_Problem_
Copy out, from the entries below, each line that holds the string "تحویل".

• • • • • • •

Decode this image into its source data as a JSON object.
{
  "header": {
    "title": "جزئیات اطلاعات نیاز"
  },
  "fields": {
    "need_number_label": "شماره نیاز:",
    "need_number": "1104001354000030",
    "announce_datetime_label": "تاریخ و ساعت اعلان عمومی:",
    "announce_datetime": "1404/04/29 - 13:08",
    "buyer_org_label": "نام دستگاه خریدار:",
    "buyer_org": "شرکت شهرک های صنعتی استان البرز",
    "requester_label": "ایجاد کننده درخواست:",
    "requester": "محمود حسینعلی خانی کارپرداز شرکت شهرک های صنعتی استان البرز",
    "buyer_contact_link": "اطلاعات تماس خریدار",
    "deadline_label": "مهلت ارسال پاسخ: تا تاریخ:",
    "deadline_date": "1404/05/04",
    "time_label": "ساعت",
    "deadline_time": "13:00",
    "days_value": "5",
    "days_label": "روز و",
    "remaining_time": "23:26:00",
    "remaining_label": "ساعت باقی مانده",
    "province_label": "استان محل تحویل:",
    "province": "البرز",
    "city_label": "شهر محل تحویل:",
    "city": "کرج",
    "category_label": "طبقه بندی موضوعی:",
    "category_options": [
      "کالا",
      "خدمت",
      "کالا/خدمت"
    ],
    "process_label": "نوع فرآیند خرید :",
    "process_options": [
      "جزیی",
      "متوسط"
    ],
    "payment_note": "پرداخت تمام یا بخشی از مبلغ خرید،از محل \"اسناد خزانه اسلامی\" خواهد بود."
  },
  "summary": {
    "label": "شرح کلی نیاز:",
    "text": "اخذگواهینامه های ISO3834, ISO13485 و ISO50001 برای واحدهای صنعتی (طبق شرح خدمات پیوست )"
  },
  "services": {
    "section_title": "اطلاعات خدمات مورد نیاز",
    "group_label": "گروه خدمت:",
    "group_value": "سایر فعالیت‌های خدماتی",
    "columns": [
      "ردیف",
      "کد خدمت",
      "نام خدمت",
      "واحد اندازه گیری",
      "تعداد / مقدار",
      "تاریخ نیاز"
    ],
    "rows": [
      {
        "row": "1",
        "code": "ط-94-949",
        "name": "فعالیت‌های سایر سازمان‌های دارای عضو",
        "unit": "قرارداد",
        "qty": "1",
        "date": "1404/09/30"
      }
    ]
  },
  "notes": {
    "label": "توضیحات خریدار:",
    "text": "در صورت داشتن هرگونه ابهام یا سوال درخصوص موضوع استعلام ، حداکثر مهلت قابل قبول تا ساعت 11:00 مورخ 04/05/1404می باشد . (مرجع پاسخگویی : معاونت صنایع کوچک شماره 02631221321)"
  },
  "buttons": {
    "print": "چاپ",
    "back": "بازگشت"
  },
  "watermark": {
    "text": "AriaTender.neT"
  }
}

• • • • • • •

_Output for this task_
    "province_label": "استان محل تحویل:",
    "city_label": "شهر محل تحویل:",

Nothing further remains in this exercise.